*** EXERCISE MATERIAL Section Begins ***

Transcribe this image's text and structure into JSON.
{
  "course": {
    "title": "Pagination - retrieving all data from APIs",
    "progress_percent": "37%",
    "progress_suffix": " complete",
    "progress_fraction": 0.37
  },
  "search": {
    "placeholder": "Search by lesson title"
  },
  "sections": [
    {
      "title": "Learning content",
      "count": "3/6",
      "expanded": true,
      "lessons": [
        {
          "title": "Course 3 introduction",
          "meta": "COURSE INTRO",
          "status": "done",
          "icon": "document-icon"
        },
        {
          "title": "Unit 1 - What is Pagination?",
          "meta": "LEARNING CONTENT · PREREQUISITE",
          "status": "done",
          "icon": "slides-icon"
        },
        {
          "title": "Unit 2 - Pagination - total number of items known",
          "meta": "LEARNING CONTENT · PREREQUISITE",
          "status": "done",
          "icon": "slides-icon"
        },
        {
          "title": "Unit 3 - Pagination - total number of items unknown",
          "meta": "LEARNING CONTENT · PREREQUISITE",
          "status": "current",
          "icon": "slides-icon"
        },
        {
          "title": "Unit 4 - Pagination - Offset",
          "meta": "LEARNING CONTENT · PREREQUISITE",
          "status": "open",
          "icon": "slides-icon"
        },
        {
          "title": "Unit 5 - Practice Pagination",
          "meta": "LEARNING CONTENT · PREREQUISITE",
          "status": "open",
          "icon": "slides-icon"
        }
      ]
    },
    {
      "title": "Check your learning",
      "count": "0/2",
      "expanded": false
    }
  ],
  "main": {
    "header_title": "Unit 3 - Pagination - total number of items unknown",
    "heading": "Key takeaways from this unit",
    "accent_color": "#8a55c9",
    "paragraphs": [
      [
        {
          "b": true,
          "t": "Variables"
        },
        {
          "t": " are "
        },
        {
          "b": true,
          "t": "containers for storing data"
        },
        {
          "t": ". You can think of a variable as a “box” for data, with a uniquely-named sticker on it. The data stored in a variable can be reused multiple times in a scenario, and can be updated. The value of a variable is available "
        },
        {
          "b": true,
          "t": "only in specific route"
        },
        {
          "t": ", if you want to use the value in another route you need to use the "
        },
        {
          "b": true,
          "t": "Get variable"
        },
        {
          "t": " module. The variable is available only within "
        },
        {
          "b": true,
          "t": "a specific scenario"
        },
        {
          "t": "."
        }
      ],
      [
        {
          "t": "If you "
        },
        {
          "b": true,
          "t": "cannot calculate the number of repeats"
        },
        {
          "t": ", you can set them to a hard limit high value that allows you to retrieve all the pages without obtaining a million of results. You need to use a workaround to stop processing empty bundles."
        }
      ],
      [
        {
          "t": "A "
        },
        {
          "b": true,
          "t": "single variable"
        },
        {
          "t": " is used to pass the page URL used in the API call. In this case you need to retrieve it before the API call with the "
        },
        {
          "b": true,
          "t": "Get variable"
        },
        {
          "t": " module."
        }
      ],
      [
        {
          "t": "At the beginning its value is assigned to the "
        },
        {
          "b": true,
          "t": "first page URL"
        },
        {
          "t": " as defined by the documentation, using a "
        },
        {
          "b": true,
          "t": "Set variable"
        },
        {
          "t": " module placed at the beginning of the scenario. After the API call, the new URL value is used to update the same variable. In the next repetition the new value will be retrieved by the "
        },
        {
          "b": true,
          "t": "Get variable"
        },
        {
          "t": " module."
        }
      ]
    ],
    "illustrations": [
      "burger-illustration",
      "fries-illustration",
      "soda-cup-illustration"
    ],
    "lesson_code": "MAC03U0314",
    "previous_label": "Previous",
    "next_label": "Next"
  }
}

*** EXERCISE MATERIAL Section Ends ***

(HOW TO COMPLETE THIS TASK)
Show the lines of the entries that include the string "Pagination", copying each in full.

(REPLY)
    "title": "Pagination - retrieving all data from APIs",
          "title": "Unit 1 - What is Pagination?",
          "title": "Unit 2 - Pagination - total number of items known",
          "title": "Unit 3 - Pagination - total number of items unknown",
          "title": "Unit 4 - Pagination - Offset",
          "title": "Unit 5 - Practice Pagination",
    "header_title": "Unit 3 - Pagination - total number of items unknown",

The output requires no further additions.